What is required: State, as a number alone, how many lines of the entries contain the word "page".

Dataset excerpts:
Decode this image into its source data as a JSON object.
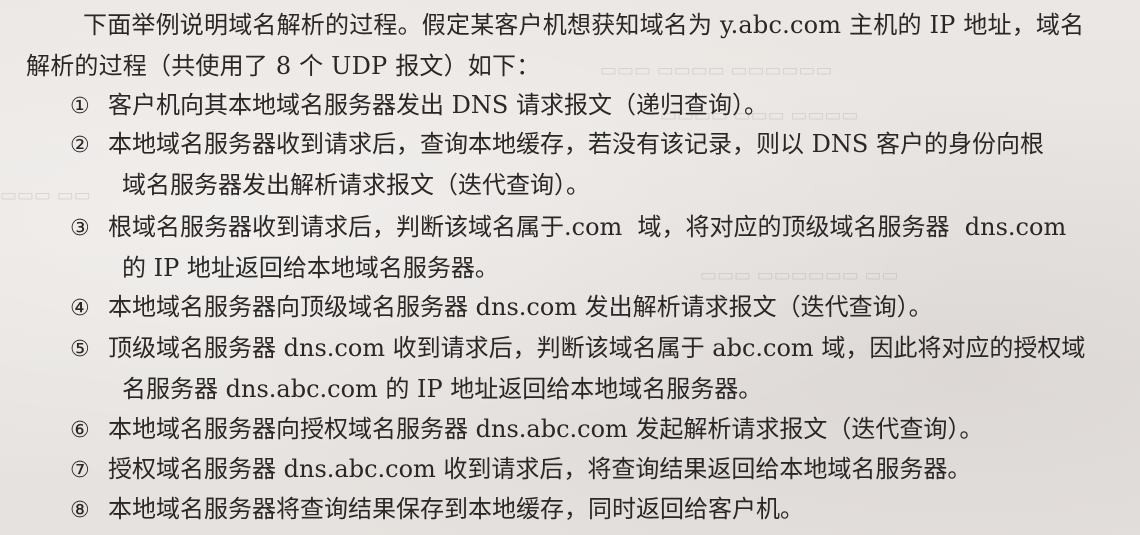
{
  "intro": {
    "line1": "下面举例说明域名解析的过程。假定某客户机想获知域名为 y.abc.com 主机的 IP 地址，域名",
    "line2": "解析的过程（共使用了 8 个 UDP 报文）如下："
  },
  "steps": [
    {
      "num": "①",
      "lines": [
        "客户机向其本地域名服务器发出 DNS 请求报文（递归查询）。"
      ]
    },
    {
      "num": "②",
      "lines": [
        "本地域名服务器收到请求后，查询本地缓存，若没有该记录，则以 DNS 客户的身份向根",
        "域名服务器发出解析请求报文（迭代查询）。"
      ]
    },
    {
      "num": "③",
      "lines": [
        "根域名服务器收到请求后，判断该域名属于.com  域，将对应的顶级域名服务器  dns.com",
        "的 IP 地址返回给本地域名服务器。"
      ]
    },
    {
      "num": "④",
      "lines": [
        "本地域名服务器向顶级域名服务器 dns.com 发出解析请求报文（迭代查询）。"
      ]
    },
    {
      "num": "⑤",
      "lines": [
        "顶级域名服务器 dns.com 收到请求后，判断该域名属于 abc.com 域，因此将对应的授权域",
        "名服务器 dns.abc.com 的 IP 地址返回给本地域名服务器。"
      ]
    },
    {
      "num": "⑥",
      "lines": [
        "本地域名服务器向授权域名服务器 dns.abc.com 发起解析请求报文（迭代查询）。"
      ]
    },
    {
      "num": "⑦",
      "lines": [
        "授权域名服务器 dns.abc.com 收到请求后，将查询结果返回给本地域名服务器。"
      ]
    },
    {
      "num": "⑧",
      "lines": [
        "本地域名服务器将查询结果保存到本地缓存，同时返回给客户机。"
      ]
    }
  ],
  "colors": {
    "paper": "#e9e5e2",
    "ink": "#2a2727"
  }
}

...

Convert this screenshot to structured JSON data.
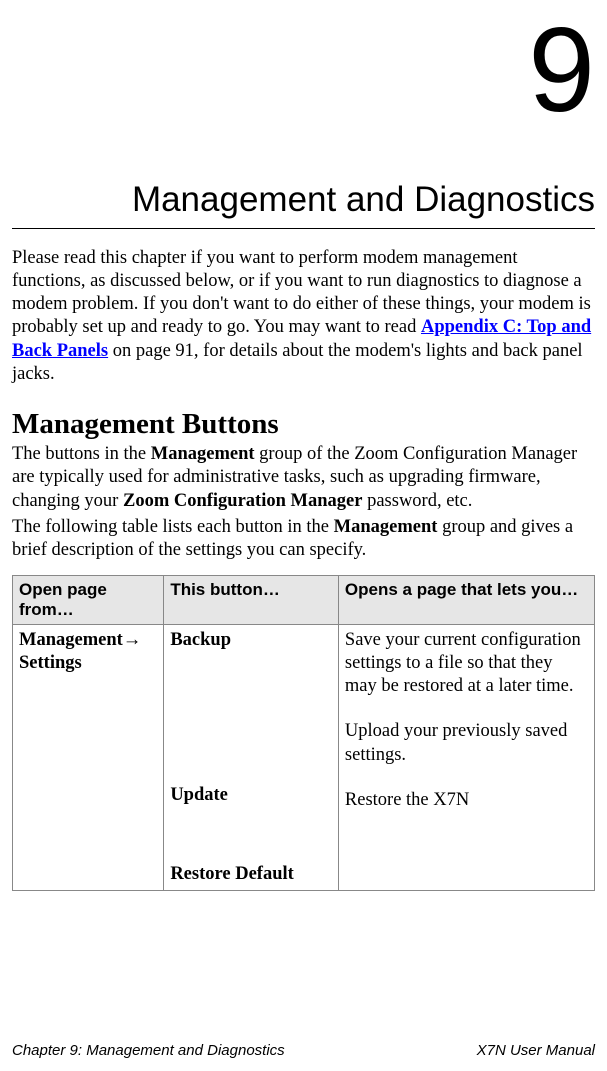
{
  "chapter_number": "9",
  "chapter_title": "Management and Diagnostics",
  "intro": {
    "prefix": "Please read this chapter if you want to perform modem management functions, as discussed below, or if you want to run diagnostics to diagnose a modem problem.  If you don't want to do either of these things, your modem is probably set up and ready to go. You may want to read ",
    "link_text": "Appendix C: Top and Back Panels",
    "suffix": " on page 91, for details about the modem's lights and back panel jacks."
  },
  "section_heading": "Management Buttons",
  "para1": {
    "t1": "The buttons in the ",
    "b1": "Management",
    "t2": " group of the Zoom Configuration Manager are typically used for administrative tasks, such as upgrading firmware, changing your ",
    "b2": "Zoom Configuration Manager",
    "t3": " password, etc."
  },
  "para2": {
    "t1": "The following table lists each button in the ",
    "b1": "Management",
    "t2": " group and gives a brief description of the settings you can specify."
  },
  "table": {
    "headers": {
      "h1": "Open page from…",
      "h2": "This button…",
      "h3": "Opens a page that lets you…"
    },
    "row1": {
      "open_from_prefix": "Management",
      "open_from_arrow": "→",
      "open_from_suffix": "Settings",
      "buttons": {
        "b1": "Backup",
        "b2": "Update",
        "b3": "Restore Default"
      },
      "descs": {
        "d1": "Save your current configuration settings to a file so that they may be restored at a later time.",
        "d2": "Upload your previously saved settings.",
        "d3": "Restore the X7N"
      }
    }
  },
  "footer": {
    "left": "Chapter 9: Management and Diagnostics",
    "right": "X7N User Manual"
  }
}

Written response: 3